The pushback on apartment and condo development is not helping. Rent prices are soaring while demand is intensifying. Many students on budgets and loans are struggling, and it’s only getting worse.
It’s time for us to stop pushing against the economic forces of high-rise development, and begin to incorporate them into our communities and neighbourhood identities. It is not sensical that some residents want neighbourhoods less tall and less busy, especially when key areas like Bloor Street and Yonge Street and the Annex are perfect locations for student housing.
There are, of course, many new ways that companies and institutions are currently mitigating the issue of affordability in Toronto.
As mentioned, neighbourhood improvement area programs can work to preserve your neighbourhood community identity. More organizations allow workers to work from home today than ever before.

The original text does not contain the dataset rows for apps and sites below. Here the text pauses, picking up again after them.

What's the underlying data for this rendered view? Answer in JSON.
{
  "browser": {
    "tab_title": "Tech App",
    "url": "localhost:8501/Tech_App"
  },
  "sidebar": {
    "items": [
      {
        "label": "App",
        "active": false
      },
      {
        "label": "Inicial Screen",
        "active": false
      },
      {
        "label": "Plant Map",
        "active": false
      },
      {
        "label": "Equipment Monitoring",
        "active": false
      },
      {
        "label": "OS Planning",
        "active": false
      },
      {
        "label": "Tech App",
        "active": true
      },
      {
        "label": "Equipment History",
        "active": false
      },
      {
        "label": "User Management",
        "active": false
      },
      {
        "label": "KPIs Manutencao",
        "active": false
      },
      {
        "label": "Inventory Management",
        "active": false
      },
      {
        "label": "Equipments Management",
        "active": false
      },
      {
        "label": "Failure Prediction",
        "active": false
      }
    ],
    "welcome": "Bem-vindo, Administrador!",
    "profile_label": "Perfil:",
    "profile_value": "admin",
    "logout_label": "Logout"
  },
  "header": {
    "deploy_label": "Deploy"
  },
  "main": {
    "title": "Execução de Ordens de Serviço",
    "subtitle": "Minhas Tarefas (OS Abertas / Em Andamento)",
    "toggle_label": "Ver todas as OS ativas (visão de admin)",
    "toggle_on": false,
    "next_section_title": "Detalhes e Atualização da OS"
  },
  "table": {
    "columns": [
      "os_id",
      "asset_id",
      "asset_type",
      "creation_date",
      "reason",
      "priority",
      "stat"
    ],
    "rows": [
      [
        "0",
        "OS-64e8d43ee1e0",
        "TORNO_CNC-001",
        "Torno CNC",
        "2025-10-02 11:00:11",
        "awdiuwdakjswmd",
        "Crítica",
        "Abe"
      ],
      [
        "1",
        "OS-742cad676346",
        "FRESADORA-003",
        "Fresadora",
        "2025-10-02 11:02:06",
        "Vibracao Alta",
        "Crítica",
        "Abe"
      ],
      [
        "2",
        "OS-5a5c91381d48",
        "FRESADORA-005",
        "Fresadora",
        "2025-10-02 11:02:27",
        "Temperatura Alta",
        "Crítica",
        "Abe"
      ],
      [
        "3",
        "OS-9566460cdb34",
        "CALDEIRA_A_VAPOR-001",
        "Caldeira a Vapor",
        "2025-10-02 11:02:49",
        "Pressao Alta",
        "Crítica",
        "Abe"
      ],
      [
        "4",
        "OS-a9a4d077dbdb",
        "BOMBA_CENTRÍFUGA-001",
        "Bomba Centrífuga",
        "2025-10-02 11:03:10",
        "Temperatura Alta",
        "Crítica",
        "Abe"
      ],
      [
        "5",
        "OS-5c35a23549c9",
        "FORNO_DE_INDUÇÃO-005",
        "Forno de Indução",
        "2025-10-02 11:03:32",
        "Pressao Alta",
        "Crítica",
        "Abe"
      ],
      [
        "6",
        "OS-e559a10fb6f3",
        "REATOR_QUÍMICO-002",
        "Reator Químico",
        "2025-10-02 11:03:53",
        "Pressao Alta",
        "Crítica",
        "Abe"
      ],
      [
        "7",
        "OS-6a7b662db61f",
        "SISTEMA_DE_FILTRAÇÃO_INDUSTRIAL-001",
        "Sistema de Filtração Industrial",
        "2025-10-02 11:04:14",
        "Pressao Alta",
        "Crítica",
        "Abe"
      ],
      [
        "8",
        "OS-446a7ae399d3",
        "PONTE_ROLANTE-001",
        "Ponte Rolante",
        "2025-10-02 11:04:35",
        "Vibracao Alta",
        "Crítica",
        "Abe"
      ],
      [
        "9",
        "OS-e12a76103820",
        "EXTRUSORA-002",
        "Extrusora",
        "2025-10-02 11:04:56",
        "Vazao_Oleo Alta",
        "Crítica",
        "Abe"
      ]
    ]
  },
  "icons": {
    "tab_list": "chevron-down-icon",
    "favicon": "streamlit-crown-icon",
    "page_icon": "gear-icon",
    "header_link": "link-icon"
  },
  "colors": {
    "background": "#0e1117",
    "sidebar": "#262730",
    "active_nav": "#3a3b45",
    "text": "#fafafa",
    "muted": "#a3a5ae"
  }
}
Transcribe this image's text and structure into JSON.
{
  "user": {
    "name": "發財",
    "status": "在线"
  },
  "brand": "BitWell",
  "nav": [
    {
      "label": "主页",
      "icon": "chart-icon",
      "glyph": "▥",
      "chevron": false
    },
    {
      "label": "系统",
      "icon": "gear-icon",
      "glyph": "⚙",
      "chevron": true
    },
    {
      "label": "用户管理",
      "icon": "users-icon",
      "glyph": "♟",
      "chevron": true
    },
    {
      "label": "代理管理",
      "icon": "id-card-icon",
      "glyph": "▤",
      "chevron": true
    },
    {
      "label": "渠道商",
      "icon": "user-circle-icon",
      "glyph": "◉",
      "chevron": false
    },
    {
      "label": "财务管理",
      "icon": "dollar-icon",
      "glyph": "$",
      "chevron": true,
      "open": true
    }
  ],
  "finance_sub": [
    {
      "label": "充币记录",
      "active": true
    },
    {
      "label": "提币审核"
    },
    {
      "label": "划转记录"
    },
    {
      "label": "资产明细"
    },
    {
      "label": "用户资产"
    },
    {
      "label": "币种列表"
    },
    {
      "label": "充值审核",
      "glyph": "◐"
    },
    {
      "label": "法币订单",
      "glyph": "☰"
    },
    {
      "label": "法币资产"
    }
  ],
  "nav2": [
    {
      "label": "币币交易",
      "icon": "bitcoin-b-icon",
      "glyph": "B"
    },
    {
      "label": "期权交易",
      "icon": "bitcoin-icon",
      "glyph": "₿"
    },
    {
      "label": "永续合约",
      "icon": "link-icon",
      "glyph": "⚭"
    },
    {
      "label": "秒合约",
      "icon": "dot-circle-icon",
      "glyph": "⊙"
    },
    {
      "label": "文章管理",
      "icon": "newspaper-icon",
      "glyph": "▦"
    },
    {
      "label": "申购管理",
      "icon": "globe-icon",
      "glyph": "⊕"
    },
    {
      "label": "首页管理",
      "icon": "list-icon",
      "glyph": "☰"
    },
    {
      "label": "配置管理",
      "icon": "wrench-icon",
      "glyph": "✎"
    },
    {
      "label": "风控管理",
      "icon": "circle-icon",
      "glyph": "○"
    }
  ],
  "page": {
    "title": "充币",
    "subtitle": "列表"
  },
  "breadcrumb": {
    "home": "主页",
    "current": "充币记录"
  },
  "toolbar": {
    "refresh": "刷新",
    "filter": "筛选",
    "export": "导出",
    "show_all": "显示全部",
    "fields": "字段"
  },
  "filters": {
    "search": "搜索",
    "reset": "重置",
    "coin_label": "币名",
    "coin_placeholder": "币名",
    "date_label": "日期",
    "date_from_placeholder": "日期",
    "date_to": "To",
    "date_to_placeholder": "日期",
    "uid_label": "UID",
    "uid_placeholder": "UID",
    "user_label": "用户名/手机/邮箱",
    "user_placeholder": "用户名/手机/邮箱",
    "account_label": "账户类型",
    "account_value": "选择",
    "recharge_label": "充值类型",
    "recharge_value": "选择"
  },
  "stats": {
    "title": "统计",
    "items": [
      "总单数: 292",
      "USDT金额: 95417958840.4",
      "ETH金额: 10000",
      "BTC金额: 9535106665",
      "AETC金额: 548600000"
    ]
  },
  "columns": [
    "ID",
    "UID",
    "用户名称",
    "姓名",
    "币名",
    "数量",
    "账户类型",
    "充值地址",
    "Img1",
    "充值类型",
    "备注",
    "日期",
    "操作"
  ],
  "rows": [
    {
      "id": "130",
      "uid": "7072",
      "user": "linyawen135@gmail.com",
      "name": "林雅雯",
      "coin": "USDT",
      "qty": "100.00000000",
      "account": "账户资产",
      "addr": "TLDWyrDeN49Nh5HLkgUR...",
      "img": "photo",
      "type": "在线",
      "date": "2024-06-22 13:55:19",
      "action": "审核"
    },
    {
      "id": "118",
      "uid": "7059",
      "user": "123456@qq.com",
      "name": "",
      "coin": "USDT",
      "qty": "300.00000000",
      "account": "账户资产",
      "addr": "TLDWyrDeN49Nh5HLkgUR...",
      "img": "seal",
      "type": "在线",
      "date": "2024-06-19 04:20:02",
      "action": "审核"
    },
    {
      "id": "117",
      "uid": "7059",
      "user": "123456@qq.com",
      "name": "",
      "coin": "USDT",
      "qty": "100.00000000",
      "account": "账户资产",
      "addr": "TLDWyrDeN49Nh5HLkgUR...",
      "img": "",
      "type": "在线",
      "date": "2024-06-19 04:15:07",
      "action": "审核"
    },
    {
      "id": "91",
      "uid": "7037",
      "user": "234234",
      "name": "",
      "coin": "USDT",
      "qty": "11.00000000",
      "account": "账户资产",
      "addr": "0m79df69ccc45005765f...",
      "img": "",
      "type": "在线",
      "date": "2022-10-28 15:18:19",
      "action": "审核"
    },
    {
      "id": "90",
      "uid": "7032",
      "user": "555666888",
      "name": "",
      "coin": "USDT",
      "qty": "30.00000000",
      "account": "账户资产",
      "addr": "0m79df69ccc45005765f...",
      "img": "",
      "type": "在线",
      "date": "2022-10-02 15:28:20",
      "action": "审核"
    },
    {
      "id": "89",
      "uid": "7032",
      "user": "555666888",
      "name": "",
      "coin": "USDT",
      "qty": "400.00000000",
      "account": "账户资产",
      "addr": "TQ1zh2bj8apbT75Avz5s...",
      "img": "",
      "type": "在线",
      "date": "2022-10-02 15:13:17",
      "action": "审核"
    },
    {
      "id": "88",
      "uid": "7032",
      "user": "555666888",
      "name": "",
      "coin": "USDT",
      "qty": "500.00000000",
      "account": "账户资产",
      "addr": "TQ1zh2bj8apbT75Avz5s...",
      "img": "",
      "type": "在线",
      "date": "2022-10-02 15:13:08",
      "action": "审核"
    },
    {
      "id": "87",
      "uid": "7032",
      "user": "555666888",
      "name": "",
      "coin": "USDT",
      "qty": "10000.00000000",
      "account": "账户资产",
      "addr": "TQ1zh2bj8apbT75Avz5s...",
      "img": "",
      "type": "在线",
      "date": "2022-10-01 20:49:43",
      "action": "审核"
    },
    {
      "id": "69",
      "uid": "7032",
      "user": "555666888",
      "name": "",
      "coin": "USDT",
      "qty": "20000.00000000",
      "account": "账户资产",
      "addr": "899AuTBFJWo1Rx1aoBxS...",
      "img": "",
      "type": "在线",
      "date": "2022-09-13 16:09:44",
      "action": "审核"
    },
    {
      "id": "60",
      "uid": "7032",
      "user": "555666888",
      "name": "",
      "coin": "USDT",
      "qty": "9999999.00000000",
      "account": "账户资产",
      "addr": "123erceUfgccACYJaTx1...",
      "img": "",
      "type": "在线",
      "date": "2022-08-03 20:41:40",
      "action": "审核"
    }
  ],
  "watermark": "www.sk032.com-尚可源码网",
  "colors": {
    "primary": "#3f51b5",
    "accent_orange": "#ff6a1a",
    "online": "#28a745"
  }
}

Postsecondary institutions are promoting satellite campuses — such as UTM and UTSC — and it is unfortunate that the provincial government cancelled the funding of three new GTA university campuses. All three levels of government are funding and promoting new pathways for transit.
But these solutions do not compare to the physical construction of more housing within the city. And in a city where buildings can be built much faster than fast transit, what other solutions do we have for ensuring access to affordable housing, other than by building more housing upward?
Toronto is a bustling and fast-growing city. Investment, jobs, and opportunities are coming in faster than ever before — and following this growth are the people. Most will benefit. However, housing demand will continue to grow and so will the cost of living, unless we build more housing to counteract that.
The best solution is to build more high-rises. What Toronto’s communities need to do is open themselves up to further urban expansion and innovation. We need to grow and live with this reality — not oppose it. If you don’t like it, feel free to move to Ajax.
Abeir Liton is a second-year Political Science and Human Geography student at St. Michael’s College. Napas Thein is a second-year Public Policy and Urban Studies student at New College.